By Sarah Mac Donald - 22 June, 2014
Speaking in Calabria, Pontiff rebukes mafia for its “contempt for the common good."
Pope Francis issued a very public denunciation of Italy’s mafia on Saturday warning them that they were excommunicated from the Church and rebuking them for their adoration of evil.
Speaking in Calabria, the heartland of the ‘Ndrangheta, the Pope spoke out about the mafia network’s “contempt for the common good.”
“Those who in their lives follow this path of evil, as mafiosi do, are not in communion with God. They are excommunicated,” the Pontiff said as pilgrims attending his Mass applauded.
While visiting Calabria, the 77-year-old Pope met relatives of Nicola “Coco” Campognolo, a three-year-old infant who was killed along with his grandfather and his grandfather’s girlfriend in January in an attack blamed on mafia drug turf wars.
The attackers torched the car with all three victims inside.
The boy’s parents and grandfather were part of a drugs trafficking clan of the ‘Ndrangheta.
The boy’s father and mother already were in jail at the time on drug trafficking charges. The pope expressed his horror following the atrocity and promised to visit the town.
Arriving Saturday morning by helicopter from Rome, Pope Francis spoke to 200 inmates in Castrovillari prison and comforted the imprisoned father of Nicola Campolongo in the courtyard of the prison.
He asked the pope to pray for the boy’s mother, who was permitted to leave prison following her son’s slaying and remains under house arrest. The Pope also met two of the boy’s grandmothers.
A Vatican spokesman, Fr Ciro Benedettini, said Pope Francis told the father: “It must never happen again that a child suffers in this way.”
Then the Pope headed to Cassano all’Jonio, the town where the killing of the little 3-year-old boy occurred, and which the Pope had promised to visit.
The Pope also highlighted the struggle of the region’s young people, who face high unemployment and temptation to join crime syndicates.
“Today, as bishop of Rome, I am here to confirm you not only in faith but also in charity, to accompany you and to encourage you in your journey with Jesus Charity,” he said.
“I want to express my support to the bishop, the priests and the deacons of this Church, and also of the Eparchy of Lungro, rich in its Greek-Byzantine tradition.”
But I extend it to all the pastors and faithful of the Church in Calabria, courageously committed to evangelisation and to promoting lifestyles and initiatives which put at the centre the needs of the poor.”
“And I also extend it to the civil authorities who seek to live political and administrative commitment for what it is—a service to the common good.
The Pope made his comments during the feast-day Mass he presided for Corpus Domini on the plains of the small town of Sibari, a once-important city in the Hellenistic period of Calabrian history.
Up to 200,000 faithful are believed to have attended the Mass which took place in temperatures of 30 Celsius.

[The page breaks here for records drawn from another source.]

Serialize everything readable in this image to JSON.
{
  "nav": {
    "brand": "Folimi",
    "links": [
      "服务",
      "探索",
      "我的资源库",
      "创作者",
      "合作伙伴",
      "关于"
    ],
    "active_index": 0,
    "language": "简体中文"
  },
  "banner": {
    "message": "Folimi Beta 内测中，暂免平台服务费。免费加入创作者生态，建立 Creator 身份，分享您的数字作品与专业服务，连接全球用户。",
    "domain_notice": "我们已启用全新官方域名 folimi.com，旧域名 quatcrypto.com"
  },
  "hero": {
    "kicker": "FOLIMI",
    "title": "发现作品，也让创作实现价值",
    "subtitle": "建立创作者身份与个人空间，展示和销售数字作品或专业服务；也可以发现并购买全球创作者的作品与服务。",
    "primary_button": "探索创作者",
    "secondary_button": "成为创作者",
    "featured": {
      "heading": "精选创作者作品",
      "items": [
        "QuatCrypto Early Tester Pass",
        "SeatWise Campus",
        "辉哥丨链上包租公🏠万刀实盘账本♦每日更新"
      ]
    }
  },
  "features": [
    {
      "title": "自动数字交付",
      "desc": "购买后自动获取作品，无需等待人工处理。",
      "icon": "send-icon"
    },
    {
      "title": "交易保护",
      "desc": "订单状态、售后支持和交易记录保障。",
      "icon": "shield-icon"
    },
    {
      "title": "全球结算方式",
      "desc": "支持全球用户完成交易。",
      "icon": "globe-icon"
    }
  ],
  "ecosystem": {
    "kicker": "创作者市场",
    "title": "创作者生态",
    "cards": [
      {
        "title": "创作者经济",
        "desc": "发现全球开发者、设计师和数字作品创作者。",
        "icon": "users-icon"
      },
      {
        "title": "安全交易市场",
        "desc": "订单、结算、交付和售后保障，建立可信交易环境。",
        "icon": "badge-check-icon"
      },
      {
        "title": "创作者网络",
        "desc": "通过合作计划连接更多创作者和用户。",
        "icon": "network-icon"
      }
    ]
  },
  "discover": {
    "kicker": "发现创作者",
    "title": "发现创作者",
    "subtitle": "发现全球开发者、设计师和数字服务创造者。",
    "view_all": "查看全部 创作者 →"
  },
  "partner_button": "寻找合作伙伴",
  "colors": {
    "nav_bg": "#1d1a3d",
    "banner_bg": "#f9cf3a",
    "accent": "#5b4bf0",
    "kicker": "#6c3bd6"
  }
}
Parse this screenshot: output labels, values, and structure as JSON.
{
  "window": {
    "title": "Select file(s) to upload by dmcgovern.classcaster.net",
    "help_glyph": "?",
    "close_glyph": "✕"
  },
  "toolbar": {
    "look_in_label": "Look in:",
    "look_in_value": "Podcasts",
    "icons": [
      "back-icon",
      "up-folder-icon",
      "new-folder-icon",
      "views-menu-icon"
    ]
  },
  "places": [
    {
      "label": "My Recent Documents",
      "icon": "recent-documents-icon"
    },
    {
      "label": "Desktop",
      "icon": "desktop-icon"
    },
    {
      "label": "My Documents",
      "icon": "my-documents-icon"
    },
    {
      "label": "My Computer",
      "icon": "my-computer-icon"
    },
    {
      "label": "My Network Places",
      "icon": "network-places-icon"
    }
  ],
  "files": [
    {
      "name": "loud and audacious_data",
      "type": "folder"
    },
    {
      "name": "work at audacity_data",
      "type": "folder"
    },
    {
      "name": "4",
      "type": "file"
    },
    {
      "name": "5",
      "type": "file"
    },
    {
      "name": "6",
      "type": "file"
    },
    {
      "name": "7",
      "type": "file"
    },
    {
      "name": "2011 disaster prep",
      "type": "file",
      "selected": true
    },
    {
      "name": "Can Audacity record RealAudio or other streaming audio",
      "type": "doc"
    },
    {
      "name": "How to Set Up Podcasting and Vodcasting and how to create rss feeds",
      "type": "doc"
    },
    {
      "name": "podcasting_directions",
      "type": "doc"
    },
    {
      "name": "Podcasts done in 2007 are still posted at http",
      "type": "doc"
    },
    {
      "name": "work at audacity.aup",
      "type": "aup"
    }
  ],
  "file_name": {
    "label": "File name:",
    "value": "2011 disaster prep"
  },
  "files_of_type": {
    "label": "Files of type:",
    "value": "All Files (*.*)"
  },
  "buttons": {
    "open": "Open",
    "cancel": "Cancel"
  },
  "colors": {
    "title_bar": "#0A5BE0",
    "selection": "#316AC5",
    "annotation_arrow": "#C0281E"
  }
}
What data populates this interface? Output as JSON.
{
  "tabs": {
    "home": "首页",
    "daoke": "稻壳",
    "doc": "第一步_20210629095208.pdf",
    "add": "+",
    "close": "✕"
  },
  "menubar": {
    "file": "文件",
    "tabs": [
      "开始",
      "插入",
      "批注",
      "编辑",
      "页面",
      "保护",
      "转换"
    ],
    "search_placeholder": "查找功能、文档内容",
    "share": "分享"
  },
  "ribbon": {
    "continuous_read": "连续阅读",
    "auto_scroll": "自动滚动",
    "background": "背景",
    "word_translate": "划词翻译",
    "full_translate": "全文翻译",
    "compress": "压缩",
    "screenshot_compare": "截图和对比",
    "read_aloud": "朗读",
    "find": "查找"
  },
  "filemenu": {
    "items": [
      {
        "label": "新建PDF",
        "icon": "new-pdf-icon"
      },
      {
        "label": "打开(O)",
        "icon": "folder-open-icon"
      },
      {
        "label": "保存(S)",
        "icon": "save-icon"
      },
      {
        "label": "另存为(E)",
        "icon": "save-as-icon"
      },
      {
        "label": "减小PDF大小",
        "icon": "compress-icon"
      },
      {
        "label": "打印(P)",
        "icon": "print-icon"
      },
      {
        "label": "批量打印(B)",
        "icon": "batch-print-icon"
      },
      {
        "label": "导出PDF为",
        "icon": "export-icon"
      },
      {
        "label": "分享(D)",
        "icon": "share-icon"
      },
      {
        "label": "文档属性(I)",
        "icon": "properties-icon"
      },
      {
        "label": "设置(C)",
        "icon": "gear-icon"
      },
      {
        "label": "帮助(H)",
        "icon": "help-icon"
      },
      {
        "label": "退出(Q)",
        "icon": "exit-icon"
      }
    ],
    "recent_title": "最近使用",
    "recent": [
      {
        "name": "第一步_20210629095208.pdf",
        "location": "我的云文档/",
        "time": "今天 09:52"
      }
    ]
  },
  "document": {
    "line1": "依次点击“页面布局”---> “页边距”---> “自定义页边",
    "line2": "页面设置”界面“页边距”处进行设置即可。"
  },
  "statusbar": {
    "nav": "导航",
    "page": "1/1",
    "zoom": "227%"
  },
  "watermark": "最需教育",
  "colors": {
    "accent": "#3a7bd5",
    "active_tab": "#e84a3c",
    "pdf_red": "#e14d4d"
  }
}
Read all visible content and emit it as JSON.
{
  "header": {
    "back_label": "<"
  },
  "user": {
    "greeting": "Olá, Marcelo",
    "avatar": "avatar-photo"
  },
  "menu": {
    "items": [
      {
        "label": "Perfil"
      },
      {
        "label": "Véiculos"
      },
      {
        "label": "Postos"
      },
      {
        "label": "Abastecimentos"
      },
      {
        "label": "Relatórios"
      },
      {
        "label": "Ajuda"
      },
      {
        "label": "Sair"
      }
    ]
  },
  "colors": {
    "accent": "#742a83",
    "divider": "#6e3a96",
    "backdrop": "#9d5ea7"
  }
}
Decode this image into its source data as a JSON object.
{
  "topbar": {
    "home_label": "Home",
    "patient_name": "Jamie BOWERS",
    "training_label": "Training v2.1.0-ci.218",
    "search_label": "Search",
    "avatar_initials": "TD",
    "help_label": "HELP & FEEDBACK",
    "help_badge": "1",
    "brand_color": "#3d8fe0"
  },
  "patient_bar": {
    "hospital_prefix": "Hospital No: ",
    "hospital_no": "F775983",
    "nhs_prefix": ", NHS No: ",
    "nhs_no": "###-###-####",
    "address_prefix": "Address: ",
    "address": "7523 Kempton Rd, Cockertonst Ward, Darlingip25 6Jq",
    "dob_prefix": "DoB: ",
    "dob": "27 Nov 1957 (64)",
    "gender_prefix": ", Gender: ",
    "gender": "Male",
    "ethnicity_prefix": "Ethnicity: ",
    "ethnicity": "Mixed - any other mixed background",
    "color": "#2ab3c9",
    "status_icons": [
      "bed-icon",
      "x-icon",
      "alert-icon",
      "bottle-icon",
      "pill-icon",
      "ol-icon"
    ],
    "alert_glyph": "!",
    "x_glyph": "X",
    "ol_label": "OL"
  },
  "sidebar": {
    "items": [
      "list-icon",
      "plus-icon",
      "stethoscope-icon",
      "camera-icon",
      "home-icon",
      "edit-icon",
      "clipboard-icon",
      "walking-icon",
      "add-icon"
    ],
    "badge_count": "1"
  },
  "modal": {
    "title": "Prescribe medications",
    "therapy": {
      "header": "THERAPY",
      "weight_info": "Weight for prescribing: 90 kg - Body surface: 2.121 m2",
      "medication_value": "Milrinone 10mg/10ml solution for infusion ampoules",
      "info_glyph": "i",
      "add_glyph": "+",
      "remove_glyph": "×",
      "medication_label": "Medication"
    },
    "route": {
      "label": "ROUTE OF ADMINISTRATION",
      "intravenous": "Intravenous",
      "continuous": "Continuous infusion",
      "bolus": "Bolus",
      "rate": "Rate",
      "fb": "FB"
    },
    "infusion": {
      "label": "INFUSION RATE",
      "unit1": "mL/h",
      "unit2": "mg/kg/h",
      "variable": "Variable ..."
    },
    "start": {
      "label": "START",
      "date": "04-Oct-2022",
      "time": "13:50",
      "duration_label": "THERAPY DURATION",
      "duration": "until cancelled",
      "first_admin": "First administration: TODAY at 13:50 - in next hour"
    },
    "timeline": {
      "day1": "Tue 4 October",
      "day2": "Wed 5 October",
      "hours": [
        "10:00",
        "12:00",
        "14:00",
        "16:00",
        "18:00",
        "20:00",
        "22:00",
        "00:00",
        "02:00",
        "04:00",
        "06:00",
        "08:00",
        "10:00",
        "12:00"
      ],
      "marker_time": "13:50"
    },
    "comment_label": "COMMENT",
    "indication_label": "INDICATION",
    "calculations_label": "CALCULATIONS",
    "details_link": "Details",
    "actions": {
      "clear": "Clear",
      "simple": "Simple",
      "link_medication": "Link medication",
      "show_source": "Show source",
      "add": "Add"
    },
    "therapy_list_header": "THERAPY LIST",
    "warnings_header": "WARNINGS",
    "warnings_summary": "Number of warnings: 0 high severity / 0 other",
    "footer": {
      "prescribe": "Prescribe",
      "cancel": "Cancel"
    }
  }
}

The front row seats were reserved for those with illness and disability, rather than local dignitaries, acdecision the local bishop chose to underline ahead of the Pope’s trip.
The Pope’s visit to the region was greatly anticipated by the locals, who in recent months were shocked by the murder of Fr Lazzaro Longobardi, as well as the death of a three-year-old Nicola “Coco” Campognolo.
“Your land, which so beautiful, knows the signs of the consequences of this sin,” he told those assembled.
“This evil must be fought, must be expelled.” He called on the local Church to expend itself even more “so that good can prevail”.
“Our children ask this of us,” he added.
He said faith can help in responding to these demands. He called the faithful of the Church in Calabria to be brothers and to show each other practical solidarity, noting signs of hope in local families and in the Church.
He also urged young people not to allow themselves to be robbed of hope.
“Today,” he continued, “we ask the Lord to enlighten us and to convert us, so that we truly adore only him and we renounce evil in all its forms.”
He concluded, saying that in adoring Christ and following him, parishes will grow in faith and charity and they will be places where people walk alongside each other and support, help and love each other, even in difficult moments.
A 2013 study by Demoskopia, an economic and social research institute, estimated the ‘Ndrangheta’s annual turnover at some €53 billion in 30 countries, equivalent to about 3.5 percent of Italy’s total official economic output.
Around half of its revenues came through drug trafficking, the study found.
According to Reuters, Bishop Nunzio Galantino in Calabria is seen as one of the most progressive in Italy’s poorer, underdeveloped south and has taken strong stands against organised crime.
But there have been instances of collusion of some priests in other areas of Calabria where the ‘Ndrangheta is strongest, further south along the Italian peninsula near Reggio Calabria.